Still — how big are their print runs? What are their performance expectations, and were they overinflated by our strange initial success here in the States? How much will the book stand out without our own weirdo promotional machine behind it? How has the Italian version sold so far?
We don’t know the answers to any of these questions, nor, in all likelihood, will we ever. It’s a bit strange to be out of the loop, but at the same time, it’s kinda nice to not have the burden of responsibility either. Our contention all along has been that the work itself has enough merit to be worth the reader’s while, and we hope that will shine through, no matter what language it’s read in.
Contributors: We tried to exercise a clause in our contract that allowed us to buy discounted copies direct from the publisher, but were told that (a) that clause is never exercised and (b) the publisher doesn’t want to try to figure out how to deal with foreign credit cards. Kind of hilarious, actually. So if you’d like a copy, I think Amazon.it or the various publisher-recommended online shops might be your best choice, unless any Italians can recommend anything different.
Podcast Episodes 22 Feb 2012 09:02 pm
“HEAT DEATH OF THE UNIVERSE,” by James Foreman.
Read by Andrew Giordano. (43 min)
Maggie and I had the same doctor. He had a machine in his office that did the readings. He drew a little bit of blood and put it into a little receptacle on the machine. It looked like a big laser printer, smooth white plastic and blinking, green lights.
In a few minutes, the machine hummed and something inside it spun and the humming grew louder and shook the floor a little. He smiled at us, arms folded. The machine printed out the certificates on special paper, the same pinkish color as those new five-dollar bills.
He put them face-down on a tray and handed them to us. Maggie and I sat down on the examination table, butcher paper crinkling and creasing under us, bunching between us as Maggie scooted closer. The doctor left us alone.
Andrew Giordano is a young actor from San Francisco. His training includes A.C.T., Jean Shelton Studios and Margie Haber Studios. These days, he’s always shooting his own content while also auditioning under Central Artists mgmt.

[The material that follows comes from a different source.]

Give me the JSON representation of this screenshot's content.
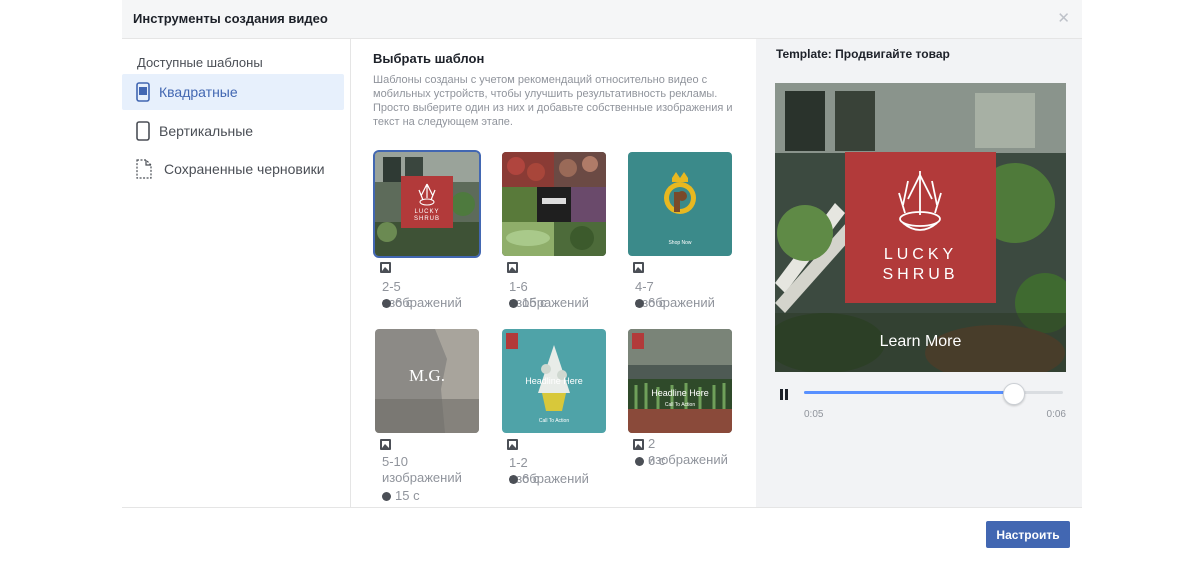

In the book, “HEAT DEATH OF THE UNIVERSE” is illustrated by Ramón Pérez. This podcast episode was edited by Matthew Schwartz.